The implications of 9-11 a posteriori were manifested in a redirection of this agenda toward the inclusion of the gay population in the military and in marriage, underscoring the traditional definition of nuclear family. Instead of examining the notions embedded within family and the domestic in relation to neoliberalism as a system, the Independent Gay Forum (IGF) sought for a new gay paradigm based on a homo-normativity that further supported the neoliberal agenda.
In this sense, marriage is seen as a strategy for privatizing gay politics and culture for the new neoliberal world order, with supporters such as Andrew Sullivan who further proclaim a public inculcation of “conservative goods” (values). Through discourses such as Sullivan’s, equality is redefined against the civil rights agenda, and turns the discussion away from contesting the meanings behind individual liberty. This implies that personal responsibility and equality will be redefined as a gay identity based on nature-nurture notions.

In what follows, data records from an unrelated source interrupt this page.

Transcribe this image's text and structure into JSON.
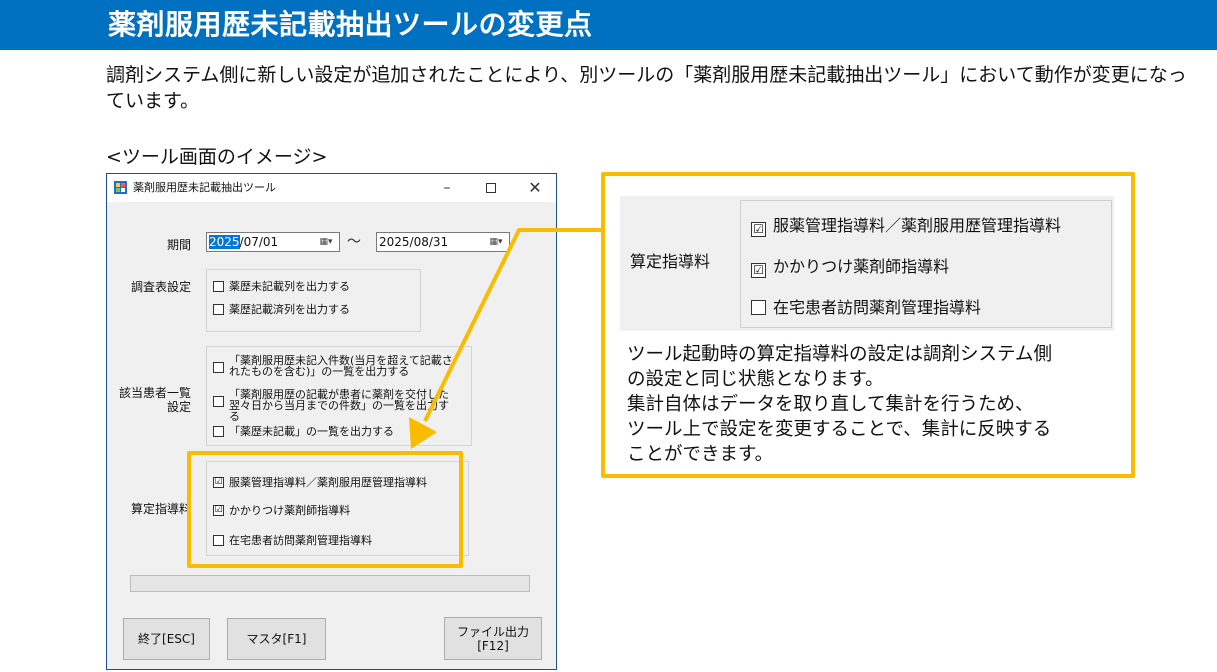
{
  "slide": {
    "title": "薬剤服用歴未記載抽出ツールの変更点",
    "description": "調剤システム側に新しい設定が追加されたことにより、別ツールの「薬剤服用歴未記載抽出ツール」において動作が変更になっています。",
    "image_caption": "<ツール画面のイメージ>"
  },
  "window": {
    "title": "薬剤服用歴未記載抽出ツール",
    "controls": {
      "minimize": "–",
      "close": "✕"
    },
    "period": {
      "label": "期間",
      "start_year": "2025",
      "start_rest": "/07/01",
      "separator": "～",
      "end_date": "2025/08/31",
      "dropdown_glyph": "▦▾"
    },
    "survey": {
      "label": "調査表設定",
      "options": [
        {
          "label": "薬歴未記載列を出力する",
          "checked": false
        },
        {
          "label": "薬歴記載済列を出力する",
          "checked": false
        }
      ]
    },
    "patient": {
      "label": "該当患者一覧設定",
      "options": [
        {
          "label": "「薬剤服用歴未記入件数(当月を超えて記載されたものを含む)」の一覧を出力する",
          "checked": false
        },
        {
          "label": "「薬剤服用歴の記載が患者に薬剤を交付した翌々日から当月までの件数」の一覧を出力する",
          "checked": false
        },
        {
          "label": "「薬歴未記載」の一覧を出力する",
          "checked": false
        }
      ]
    },
    "fee": {
      "label": "算定指導料",
      "options": [
        {
          "label": "服薬管理指導料／薬剤服用歴管理指導料",
          "checked": true
        },
        {
          "label": "かかりつけ薬剤師指導料",
          "checked": true
        },
        {
          "label": "在宅患者訪問薬剤管理指導料",
          "checked": false
        }
      ]
    },
    "buttons": {
      "exit": "終了[ESC]",
      "master": "マスタ[F1]",
      "file_line1": "ファイル出力",
      "file_line2": "[F12]"
    }
  },
  "zoom": {
    "label": "算定指導料",
    "options": [
      {
        "label": "服薬管理指導料／薬剤服用歴管理指導料",
        "checked": true
      },
      {
        "label": "かかりつけ薬剤師指導料",
        "checked": true
      },
      {
        "label": "在宅患者訪問薬剤管理指導料",
        "checked": false
      }
    ]
  },
  "note": {
    "line1": "ツール起動時の算定指導料の設定は調剤システム側",
    "line2": "の設定と同じ状態となります。",
    "line3": "集計自体はデータを取り直して集計を行うため、",
    "line4": "ツール上で設定を変更することで、集計に反映する",
    "line5": "ことができます。"
  },
  "colors": {
    "header_blue": "#0070c0",
    "highlight_yellow": "#f9bc00",
    "window_border": "#1e4f95",
    "window_bg": "#f0f0f0",
    "selection_blue": "#0078d7"
  },
  "icons": {
    "app": "app-window-icon",
    "check": "☑",
    "uncheck": "☐",
    "calendar_dropdown": "calendar-dropdown-icon"
  }
}
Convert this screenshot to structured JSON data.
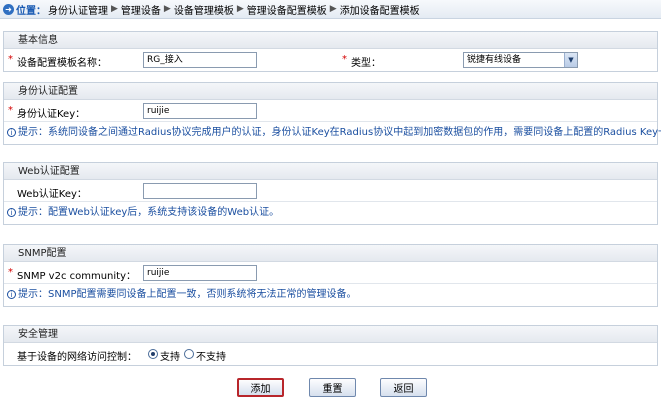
{
  "breadcrumb": {
    "location_label": "位置：",
    "items": [
      "身份认证管理",
      "管理设备",
      "设备管理模板",
      "管理设备配置模板",
      "添加设备配置模板"
    ]
  },
  "basic": {
    "title": "基本信息",
    "template_name_label": "设备配置模板名称：",
    "template_name_value": "RG_接入",
    "type_label": "类型：",
    "type_value": "锐捷有线设备"
  },
  "identity": {
    "title": "身份认证配置",
    "key_label": "身份认证Key：",
    "key_value": "ruijie",
    "hint": "提示：系统同设备之间通过Radius协议完成用户的认证，身份认证Key在Radius协议中起到加密数据包的作用，需要同设备上配置的Radius Key一致。"
  },
  "web": {
    "title": "Web认证配置",
    "key_label": "Web认证Key：",
    "key_value": "",
    "hint": "提示：配置Web认证key后，系统支持该设备的Web认证。"
  },
  "snmp": {
    "title": "SNMP配置",
    "community_label": "SNMP v2c community：",
    "community_value": "ruijie",
    "hint": "提示：SNMP配置需要同设备上配置一致，否则系统将无法正常的管理设备。"
  },
  "security": {
    "title": "安全管理",
    "access_label": "基于设备的网络访问控制：",
    "option_support": "支持",
    "option_not_support": "不支持",
    "selected": "支持"
  },
  "buttons": {
    "add": "添加",
    "reset": "重置",
    "back": "返回"
  },
  "colors": {
    "accent": "#1a5bb3",
    "required": "#d40000",
    "hint_text": "#1b4fa0",
    "primary_button_border": "#b8262b"
  },
  "icons": {
    "location": "location-icon",
    "breadcrumb_separator": "chevron-right-icon",
    "hint": "info-icon",
    "select_arrow": "chevron-down-icon"
  }
}
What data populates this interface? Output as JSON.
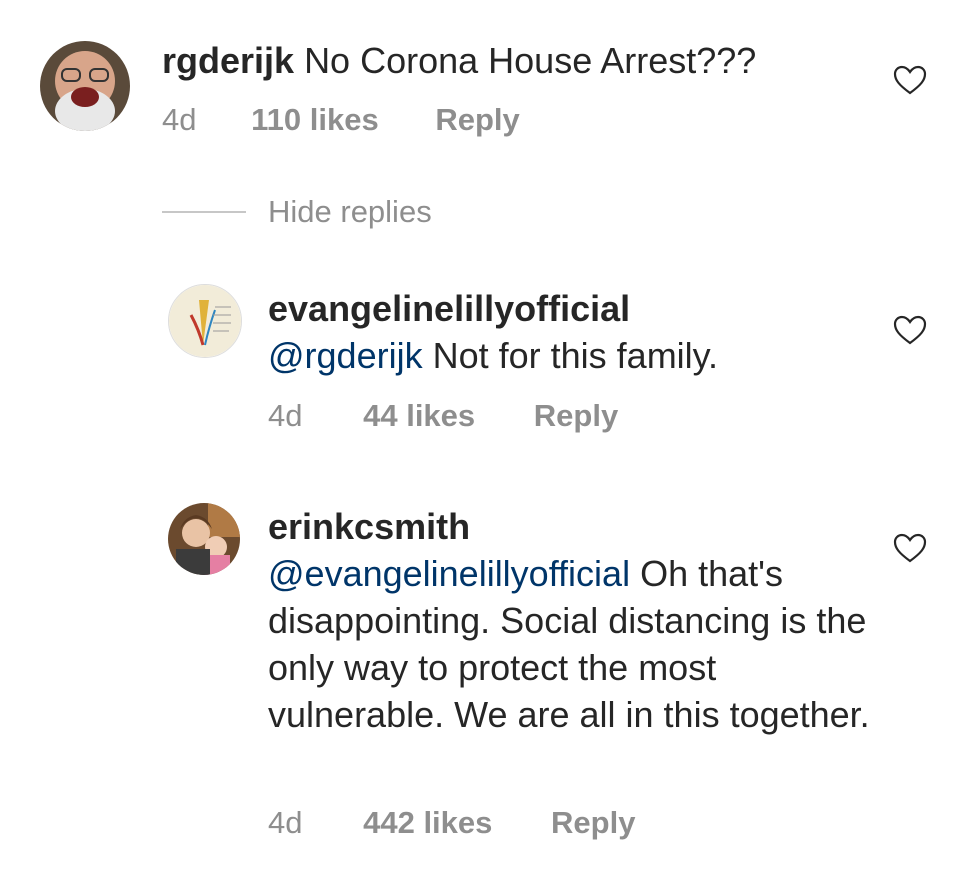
{
  "comments": [
    {
      "username": "rgderijk",
      "mention": "",
      "text": "No Corona House Arrest???",
      "time": "4d",
      "likes": "110 likes",
      "reply": "Reply"
    },
    {
      "username": "evangelinelillyofficial",
      "mention": "@rgderijk",
      "text": "Not for this family.",
      "time": "4d",
      "likes": "44 likes",
      "reply": "Reply"
    },
    {
      "username": "erinkcsmith",
      "mention": "@evangelinelillyofficial",
      "text": "Oh that's disappointing. Social distancing is the only way to protect the most vulnerable. We are all in this together.",
      "time": "4d",
      "likes": "442 likes",
      "reply": "Reply"
    }
  ],
  "hide_replies": "Hide replies",
  "icons": {
    "like": "heart-outline-icon"
  },
  "colors": {
    "text": "#262626",
    "meta": "#8e8e8e",
    "mention": "#003569",
    "background": "#ffffff"
  }
}
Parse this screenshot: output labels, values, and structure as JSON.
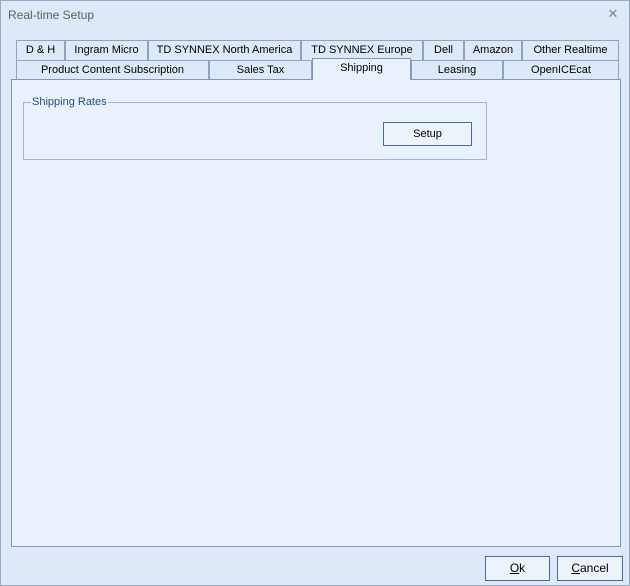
{
  "window": {
    "title": "Real-time Setup"
  },
  "tabs": {
    "row1": [
      {
        "label": "D & H"
      },
      {
        "label": "Ingram Micro"
      },
      {
        "label": "TD SYNNEX North America"
      },
      {
        "label": "TD SYNNEX Europe"
      },
      {
        "label": "Dell"
      },
      {
        "label": "Amazon"
      },
      {
        "label": "Other Realtime"
      }
    ],
    "row2": [
      {
        "label": "Product Content Subscription"
      },
      {
        "label": "Sales Tax"
      },
      {
        "label": "Shipping"
      },
      {
        "label": "Leasing"
      },
      {
        "label": "OpenICEcat"
      }
    ],
    "active": "Shipping"
  },
  "shipping": {
    "group_label": "Shipping Rates",
    "setup_label": "Setup"
  },
  "footer": {
    "ok_mnemonic": "O",
    "ok_rest": "k",
    "cancel_mnemonic": "C",
    "cancel_rest": "ancel"
  }
}
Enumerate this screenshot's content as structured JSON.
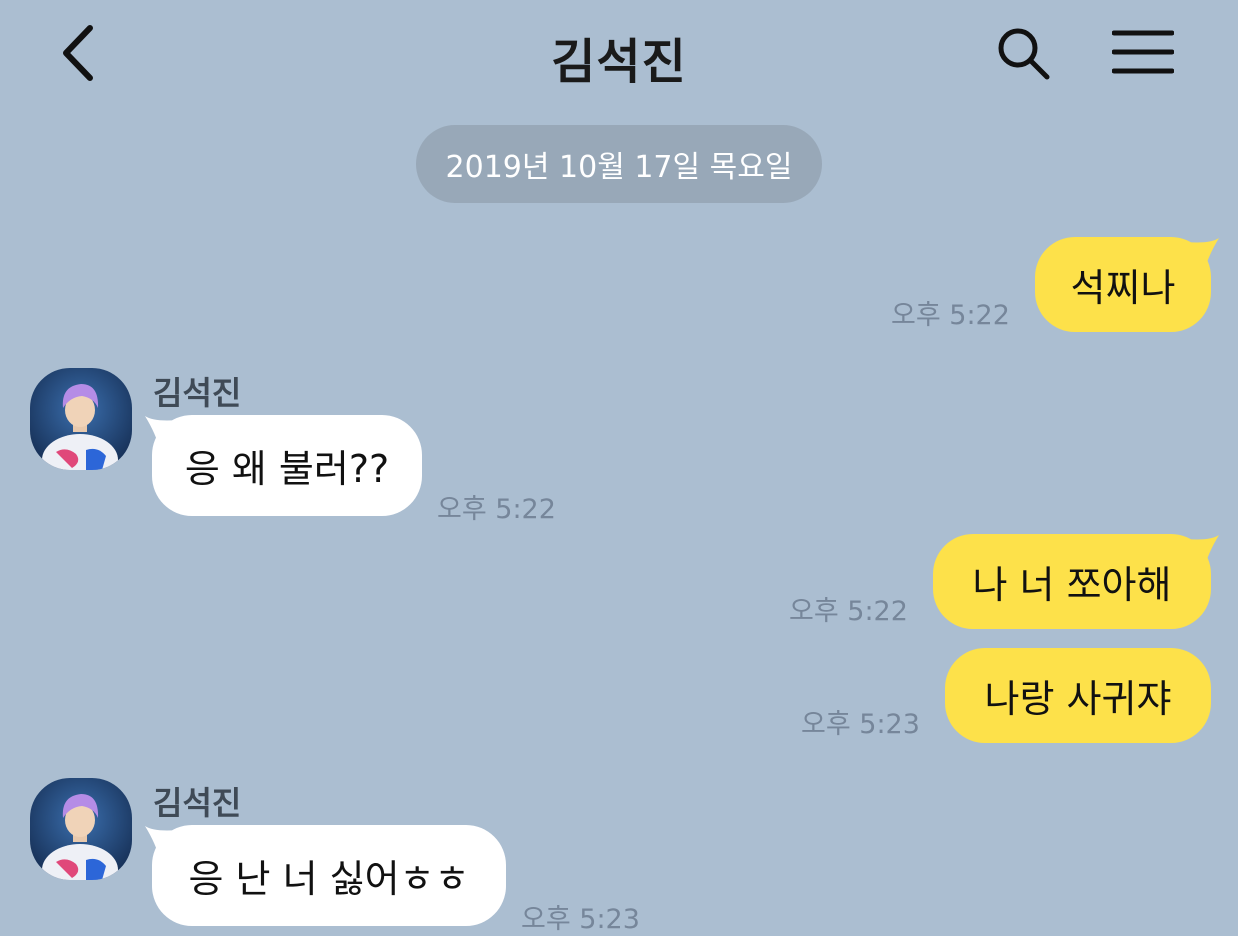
{
  "header": {
    "title": "김석진",
    "back_icon": "chevron-left-icon",
    "search_icon": "search-icon",
    "menu_icon": "hamburger-menu-icon"
  },
  "date_divider": "2019년 10월 17일 목요일",
  "colors": {
    "background": "#abbed1",
    "my_bubble": "#fde14a",
    "their_bubble": "#ffffff",
    "date_chip": "#98a8b8",
    "time_text": "#76869a"
  },
  "messages": [
    {
      "from": "me",
      "text": "석찌나",
      "time": "오후 5:22"
    },
    {
      "from": "other",
      "sender": "김석진",
      "text": "응 왜 불러??",
      "time": "오후 5:22"
    },
    {
      "from": "me",
      "text": "나 너 쪼아해",
      "time": "오후 5:22"
    },
    {
      "from": "me",
      "text": "나랑 사귀쟈",
      "time": "오후 5:23"
    },
    {
      "from": "other",
      "sender": "김석진",
      "text": "응 난 너 싫어ㅎㅎ",
      "time": "오후 5:23"
    }
  ]
}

Duggan goes on to analyze other discourses (those by Naomi Klein, Todd Gitlin and Richard Rorty) taken within a normative media frame, to reveal the social movement’s political arena and the need to carefully understand neoliberal politics in relation to coexisting and shifting relations of power along multiple hierarchies, which will lead to the defeat of nationalist, unequal policies built on the notion of the Other. This notion governs and regulates access to a variety of resources including money, knowledge, freedom, reproduction, leisure time, recreation and pleasure. Political economy must therefore be understood as operating through racial, gendered, and sexual hierarchies. Duggan uses Nancy Fraser’s distinction between the politics of recognition and the politics of redistribution, as well as Judith Butler’s argument based on sexual regulation as the core component in historically changing modes of economic distribution, to illustrate socialist and feminist-left writers and their influence on the construction of an inclusive cultural, social and identity politics.
In her closing section, Duggan contemplates the need to find ways of thinking, speaking, writing and acting that account for other people’s struggles for social justice in a dialogic rather than pedagogical search for social justice. Calls for action will rest on the urgent need to change the signifier and the significant in identity politics, which can be manifested as a redefinition of modern paradigms in an effort to challenge the neoliberalism course of action and its dangerous outcomes.
Bourdieu, Pierre. 1977. Outline of a Theory of Practice. Trans. by Richard Nice. Cambridge: Cambridge University Press.
Vatter, Miguel E. 2000. Between Form and Event: Machiavelli’s Theory of Political Freedom. Dordrecht, The Netherlands: Kluwer Academic Publishers Group.
María Amelia Viteri is a Ph.D. candidate in Social Anthropology with a concentration in Race, Gender and Social Justice at American University. Her current research project is “Sex Work: Dichotomies Under Pleasure.”